Captain Les Evans flew Concorde as co-pilot from 1999 – 2003, and gave a very lucid account of its design and construction – the French and British working frictionlessly together (as engineers should!). It captivated the world with its glamour and its speed (3 hours to New York at 1 mile every 3 seconds!)
Passengers fell into three categories: business people, celebrities and those wanting the ‘Concorde Experience’. All were probably disappointed with their somewhat cramped cabin space. They were actually sitting on top of a vast flying fuel lake: fortunately, the safety record was 100%.
Inaugurated in 1976, Concorde was decommissioned in 2003 – for political reasons.
Commercially it was viable but the trend now was towards smaller, subsonic aircraft, able to use a greater number of smaller airports. Supersonic flights have noise problems and other environmental concerns, although could still be acceptable over the Atlantic and Pacific oceans.

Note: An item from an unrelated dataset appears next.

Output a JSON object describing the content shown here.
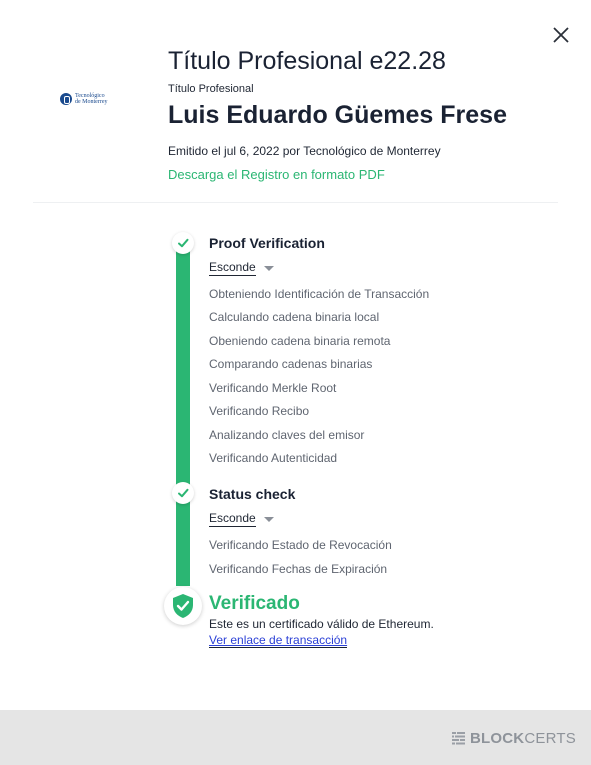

But are China, Japan and other Asian countries planning to develop their own ‘Concordes’? There is still strong demand from the rich of the West too.